--- Action item ---
Below are records; report the number of lines in them that include the word "клана", with no other text.

--- Recorded information ---
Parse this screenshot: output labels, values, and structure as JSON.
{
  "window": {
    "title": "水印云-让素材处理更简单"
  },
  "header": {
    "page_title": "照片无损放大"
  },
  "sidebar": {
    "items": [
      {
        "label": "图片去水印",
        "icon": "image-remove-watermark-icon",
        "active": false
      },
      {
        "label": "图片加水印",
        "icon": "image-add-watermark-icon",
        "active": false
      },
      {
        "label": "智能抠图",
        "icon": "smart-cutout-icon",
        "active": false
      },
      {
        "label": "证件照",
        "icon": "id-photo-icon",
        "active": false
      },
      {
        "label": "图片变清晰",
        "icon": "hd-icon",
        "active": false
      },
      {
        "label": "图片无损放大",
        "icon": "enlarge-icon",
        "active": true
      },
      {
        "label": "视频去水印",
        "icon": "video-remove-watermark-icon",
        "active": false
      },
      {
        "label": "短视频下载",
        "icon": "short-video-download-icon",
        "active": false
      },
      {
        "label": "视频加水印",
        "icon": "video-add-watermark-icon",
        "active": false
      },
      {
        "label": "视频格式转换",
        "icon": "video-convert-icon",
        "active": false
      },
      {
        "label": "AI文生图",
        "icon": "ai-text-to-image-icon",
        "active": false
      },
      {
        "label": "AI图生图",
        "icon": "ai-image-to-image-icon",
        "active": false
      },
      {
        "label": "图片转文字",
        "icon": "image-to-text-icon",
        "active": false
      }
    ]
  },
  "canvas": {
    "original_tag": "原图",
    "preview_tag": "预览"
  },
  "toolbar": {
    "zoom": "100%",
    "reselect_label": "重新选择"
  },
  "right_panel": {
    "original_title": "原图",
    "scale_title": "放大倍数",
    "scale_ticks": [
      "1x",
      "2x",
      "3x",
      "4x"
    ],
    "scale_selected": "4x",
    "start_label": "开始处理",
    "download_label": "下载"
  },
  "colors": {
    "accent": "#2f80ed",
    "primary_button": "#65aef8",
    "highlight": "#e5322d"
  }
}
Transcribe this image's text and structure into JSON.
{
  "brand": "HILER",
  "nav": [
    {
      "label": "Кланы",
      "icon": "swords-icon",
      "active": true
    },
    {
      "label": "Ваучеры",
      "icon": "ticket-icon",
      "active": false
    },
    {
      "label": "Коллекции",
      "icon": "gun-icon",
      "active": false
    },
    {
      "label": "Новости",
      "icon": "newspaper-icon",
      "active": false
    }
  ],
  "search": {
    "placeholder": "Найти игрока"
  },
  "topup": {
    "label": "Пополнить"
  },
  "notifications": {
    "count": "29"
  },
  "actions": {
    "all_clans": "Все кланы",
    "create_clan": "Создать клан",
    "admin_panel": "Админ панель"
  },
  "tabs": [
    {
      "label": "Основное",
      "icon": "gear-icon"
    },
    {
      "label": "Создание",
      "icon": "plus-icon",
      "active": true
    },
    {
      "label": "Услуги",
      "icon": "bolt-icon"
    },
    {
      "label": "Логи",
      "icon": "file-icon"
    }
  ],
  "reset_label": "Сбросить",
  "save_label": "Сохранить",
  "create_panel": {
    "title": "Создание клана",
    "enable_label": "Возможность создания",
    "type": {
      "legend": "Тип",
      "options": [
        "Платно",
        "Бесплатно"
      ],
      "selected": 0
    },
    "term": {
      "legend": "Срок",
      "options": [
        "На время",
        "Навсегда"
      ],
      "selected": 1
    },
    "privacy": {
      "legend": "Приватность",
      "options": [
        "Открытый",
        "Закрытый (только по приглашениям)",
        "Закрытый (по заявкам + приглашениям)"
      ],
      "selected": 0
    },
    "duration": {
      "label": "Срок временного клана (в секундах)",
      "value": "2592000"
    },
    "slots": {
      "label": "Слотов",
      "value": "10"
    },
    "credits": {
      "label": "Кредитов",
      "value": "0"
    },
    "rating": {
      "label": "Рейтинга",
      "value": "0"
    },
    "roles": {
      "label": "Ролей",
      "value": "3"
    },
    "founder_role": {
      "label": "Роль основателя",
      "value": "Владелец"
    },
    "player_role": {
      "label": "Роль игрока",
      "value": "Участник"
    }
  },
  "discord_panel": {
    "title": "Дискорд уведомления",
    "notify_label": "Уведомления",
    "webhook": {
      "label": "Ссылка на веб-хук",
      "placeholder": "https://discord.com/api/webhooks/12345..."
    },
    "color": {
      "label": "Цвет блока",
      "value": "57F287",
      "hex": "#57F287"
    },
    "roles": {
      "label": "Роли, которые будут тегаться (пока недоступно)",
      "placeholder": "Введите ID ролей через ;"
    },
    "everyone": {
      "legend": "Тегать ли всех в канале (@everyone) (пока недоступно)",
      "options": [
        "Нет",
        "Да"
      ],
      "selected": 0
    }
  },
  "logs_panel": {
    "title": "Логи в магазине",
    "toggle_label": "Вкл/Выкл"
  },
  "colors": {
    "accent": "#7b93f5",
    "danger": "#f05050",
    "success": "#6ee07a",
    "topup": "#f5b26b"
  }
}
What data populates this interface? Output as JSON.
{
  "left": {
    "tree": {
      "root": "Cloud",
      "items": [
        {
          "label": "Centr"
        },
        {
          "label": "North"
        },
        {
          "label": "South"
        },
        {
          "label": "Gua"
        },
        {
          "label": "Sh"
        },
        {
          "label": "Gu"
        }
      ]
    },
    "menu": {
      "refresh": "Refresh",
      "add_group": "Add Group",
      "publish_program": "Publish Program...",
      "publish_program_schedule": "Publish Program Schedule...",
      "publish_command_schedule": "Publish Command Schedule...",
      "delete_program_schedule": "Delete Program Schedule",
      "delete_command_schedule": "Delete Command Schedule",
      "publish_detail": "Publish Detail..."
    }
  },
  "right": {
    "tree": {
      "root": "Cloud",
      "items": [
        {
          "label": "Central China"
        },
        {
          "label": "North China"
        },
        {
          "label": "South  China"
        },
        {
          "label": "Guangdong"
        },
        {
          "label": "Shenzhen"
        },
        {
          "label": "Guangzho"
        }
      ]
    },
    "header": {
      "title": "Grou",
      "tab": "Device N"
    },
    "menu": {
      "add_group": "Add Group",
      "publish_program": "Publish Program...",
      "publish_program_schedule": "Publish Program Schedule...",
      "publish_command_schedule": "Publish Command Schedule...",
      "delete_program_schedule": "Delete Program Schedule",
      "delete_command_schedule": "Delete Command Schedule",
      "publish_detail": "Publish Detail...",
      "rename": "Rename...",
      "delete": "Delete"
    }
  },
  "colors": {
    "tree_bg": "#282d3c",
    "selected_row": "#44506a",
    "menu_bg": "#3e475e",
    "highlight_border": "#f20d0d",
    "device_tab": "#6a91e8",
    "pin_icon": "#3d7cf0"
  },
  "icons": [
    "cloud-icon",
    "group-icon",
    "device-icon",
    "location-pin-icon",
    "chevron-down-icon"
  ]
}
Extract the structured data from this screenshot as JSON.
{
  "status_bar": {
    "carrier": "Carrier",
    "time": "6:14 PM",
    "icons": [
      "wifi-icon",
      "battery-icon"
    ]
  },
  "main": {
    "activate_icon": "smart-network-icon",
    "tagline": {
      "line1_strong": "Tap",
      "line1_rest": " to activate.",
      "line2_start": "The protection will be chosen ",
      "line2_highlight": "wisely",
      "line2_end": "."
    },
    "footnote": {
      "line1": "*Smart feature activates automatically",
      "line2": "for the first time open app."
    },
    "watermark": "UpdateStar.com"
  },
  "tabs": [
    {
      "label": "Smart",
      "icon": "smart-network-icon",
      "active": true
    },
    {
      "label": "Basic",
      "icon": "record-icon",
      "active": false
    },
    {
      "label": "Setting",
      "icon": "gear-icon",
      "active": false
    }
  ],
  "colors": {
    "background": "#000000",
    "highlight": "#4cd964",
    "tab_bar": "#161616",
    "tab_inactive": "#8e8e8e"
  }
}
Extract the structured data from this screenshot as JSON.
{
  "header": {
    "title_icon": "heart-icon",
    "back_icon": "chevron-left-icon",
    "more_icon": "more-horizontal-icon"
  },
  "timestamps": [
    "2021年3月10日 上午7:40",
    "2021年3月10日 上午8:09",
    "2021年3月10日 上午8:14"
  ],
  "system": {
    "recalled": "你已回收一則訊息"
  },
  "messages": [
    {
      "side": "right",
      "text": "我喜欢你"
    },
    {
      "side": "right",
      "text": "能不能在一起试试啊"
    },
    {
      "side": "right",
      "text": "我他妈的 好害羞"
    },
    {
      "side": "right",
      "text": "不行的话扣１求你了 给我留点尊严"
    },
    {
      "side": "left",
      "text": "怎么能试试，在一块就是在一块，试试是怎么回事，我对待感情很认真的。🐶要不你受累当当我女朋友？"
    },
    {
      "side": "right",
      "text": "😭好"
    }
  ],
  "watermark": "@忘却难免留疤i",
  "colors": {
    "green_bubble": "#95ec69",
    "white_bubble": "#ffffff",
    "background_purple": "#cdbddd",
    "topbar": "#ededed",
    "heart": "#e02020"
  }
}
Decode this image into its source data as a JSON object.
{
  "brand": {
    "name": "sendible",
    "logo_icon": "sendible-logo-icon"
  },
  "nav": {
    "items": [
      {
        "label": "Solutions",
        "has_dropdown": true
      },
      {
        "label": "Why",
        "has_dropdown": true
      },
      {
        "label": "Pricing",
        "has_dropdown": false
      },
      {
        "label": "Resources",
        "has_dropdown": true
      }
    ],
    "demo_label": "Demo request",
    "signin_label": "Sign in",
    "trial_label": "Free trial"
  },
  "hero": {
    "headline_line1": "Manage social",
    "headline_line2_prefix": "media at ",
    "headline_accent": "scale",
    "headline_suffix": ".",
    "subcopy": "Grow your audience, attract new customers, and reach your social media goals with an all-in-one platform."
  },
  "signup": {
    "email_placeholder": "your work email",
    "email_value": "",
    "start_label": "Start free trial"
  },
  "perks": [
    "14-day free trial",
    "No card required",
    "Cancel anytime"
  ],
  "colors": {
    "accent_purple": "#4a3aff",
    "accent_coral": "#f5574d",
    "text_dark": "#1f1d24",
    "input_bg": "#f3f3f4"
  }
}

--- Solved exercise ---
2